- Work to complete:
Which of the lines in the data mention the string "date"? List them all.

::::::

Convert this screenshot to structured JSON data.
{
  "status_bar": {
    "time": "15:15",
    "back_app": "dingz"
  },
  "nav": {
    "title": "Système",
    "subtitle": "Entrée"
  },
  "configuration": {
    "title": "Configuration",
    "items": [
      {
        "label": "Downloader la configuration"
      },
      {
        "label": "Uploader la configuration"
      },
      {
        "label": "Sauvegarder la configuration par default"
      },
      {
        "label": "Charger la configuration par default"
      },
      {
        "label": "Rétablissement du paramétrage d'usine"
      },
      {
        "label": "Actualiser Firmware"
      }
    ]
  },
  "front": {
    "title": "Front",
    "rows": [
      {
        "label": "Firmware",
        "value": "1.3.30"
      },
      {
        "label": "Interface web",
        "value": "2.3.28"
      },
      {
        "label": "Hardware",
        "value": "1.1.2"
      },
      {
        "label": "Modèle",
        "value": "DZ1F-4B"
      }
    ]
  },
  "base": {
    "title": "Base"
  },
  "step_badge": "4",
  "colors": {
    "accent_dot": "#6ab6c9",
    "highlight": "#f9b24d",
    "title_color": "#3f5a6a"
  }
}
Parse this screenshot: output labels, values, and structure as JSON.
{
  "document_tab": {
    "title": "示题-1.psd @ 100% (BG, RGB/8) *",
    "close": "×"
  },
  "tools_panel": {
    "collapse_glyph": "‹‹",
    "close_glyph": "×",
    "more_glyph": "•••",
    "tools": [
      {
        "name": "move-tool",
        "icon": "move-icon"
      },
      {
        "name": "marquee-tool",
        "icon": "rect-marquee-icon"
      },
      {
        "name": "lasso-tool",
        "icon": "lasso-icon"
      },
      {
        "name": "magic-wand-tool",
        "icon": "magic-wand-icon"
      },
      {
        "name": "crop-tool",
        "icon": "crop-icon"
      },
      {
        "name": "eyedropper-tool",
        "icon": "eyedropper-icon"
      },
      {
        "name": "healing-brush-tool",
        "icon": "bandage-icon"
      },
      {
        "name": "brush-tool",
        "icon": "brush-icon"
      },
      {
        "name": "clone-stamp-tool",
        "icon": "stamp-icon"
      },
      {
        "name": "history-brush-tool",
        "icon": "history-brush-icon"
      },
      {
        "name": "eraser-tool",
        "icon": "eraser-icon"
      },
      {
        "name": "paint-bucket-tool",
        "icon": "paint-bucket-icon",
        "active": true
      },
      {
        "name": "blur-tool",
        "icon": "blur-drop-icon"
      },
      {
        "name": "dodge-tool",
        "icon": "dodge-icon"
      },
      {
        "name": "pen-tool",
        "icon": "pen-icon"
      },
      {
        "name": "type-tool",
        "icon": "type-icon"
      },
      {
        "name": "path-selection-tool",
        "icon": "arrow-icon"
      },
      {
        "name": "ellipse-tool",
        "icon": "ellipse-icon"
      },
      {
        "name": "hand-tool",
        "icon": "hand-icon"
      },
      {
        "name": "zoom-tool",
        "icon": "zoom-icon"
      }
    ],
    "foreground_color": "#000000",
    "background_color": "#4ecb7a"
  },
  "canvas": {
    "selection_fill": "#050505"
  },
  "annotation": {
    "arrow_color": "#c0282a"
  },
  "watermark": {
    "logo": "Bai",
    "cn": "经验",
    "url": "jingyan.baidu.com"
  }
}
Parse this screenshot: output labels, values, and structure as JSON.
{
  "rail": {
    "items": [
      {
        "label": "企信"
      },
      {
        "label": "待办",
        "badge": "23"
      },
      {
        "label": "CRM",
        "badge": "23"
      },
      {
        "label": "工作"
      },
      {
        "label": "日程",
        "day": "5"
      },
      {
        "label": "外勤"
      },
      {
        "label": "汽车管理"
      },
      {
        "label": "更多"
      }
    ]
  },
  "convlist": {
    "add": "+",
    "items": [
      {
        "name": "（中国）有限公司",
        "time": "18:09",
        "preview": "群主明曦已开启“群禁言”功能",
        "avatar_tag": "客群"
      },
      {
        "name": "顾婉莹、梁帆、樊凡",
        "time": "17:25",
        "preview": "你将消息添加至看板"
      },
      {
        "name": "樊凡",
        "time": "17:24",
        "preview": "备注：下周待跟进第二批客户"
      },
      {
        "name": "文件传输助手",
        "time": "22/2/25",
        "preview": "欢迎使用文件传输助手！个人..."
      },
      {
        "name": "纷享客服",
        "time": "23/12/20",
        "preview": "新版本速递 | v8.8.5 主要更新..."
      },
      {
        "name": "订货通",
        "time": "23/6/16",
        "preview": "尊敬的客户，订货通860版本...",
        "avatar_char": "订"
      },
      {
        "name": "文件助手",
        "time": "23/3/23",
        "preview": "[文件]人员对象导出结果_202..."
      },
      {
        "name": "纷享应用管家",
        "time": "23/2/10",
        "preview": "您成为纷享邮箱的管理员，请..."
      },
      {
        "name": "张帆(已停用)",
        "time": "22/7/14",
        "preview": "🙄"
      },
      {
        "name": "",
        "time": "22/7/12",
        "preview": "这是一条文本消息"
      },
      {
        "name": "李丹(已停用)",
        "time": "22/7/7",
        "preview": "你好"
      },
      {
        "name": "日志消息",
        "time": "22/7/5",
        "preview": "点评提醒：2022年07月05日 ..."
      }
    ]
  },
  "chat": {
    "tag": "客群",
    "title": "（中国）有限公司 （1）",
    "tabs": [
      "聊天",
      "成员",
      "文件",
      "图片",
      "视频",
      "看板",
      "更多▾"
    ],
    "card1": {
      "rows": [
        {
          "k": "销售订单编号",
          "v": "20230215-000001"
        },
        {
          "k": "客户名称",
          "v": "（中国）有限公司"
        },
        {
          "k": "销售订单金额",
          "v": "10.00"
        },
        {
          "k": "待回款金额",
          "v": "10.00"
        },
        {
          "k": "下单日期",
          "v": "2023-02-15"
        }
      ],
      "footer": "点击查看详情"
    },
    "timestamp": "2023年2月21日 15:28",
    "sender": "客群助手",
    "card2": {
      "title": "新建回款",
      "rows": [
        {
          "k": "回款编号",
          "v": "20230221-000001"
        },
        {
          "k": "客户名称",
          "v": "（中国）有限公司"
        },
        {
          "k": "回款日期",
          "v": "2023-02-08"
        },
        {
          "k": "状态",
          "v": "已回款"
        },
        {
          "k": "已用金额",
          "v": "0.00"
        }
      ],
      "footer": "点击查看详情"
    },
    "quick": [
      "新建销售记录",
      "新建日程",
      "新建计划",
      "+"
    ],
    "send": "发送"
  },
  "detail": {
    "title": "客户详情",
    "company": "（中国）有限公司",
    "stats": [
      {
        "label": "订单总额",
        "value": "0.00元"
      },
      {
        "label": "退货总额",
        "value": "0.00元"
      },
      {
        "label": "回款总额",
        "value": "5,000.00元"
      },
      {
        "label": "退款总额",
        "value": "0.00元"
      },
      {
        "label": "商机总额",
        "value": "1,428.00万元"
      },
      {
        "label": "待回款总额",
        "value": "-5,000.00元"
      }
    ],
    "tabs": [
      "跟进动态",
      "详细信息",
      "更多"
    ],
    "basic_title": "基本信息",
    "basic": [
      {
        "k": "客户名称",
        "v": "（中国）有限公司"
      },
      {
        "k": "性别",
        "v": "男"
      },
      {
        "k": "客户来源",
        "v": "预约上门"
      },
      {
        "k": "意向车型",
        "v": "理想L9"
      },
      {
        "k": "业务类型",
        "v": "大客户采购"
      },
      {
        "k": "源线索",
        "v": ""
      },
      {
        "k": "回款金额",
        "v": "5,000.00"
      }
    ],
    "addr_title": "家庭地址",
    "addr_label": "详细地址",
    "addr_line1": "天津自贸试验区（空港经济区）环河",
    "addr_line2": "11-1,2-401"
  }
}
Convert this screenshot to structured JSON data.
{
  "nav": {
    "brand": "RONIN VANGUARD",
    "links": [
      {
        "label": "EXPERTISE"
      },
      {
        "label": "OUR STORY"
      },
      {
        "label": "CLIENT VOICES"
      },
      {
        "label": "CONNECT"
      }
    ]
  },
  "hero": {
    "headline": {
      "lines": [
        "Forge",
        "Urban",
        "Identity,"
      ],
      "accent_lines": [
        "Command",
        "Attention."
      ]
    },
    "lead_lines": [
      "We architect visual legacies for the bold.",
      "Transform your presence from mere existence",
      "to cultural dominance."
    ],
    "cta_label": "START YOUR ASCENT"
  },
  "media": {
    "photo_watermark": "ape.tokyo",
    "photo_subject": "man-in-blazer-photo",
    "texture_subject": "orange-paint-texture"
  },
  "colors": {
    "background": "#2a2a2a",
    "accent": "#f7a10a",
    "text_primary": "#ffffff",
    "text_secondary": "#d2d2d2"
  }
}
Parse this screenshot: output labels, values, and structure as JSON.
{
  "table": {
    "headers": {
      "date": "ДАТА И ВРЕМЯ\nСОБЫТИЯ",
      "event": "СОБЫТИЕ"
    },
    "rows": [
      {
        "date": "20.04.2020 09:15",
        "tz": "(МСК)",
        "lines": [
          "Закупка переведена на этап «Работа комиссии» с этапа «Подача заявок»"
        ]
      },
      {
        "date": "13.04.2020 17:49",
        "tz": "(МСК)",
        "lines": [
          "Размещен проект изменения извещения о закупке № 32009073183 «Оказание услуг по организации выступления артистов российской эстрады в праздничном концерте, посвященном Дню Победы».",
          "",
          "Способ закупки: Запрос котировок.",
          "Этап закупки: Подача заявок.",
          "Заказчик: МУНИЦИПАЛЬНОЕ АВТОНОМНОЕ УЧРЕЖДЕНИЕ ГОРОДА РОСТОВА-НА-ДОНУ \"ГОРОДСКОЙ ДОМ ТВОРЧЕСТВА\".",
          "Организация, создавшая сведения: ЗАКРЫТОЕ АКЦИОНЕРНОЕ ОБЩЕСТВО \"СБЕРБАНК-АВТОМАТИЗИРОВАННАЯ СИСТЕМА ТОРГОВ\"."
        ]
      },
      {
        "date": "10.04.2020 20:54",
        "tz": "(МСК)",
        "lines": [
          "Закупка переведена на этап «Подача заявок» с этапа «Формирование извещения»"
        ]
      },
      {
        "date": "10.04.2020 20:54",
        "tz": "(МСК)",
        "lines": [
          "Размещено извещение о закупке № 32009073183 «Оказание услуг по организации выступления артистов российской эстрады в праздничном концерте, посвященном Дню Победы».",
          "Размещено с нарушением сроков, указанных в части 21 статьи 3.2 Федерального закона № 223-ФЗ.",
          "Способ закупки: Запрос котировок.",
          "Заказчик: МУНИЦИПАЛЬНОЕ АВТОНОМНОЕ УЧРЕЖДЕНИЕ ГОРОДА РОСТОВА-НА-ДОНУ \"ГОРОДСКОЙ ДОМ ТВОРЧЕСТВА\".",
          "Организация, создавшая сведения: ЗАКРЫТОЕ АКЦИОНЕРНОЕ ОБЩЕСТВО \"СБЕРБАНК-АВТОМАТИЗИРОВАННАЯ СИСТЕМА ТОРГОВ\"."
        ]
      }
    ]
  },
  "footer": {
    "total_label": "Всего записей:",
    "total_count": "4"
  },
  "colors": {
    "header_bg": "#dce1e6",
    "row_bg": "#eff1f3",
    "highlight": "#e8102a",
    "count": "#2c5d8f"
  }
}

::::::

- Solution to this exercise:
      "date": "ДАТА И ВРЕМЯ\nСОБЫТИЯ",
        "date": "20.04.2020 09:15",
        "date": "13.04.2020 17:49",
        "date": "10.04.2020 20:54",
        "date": "10.04.2020 20:54",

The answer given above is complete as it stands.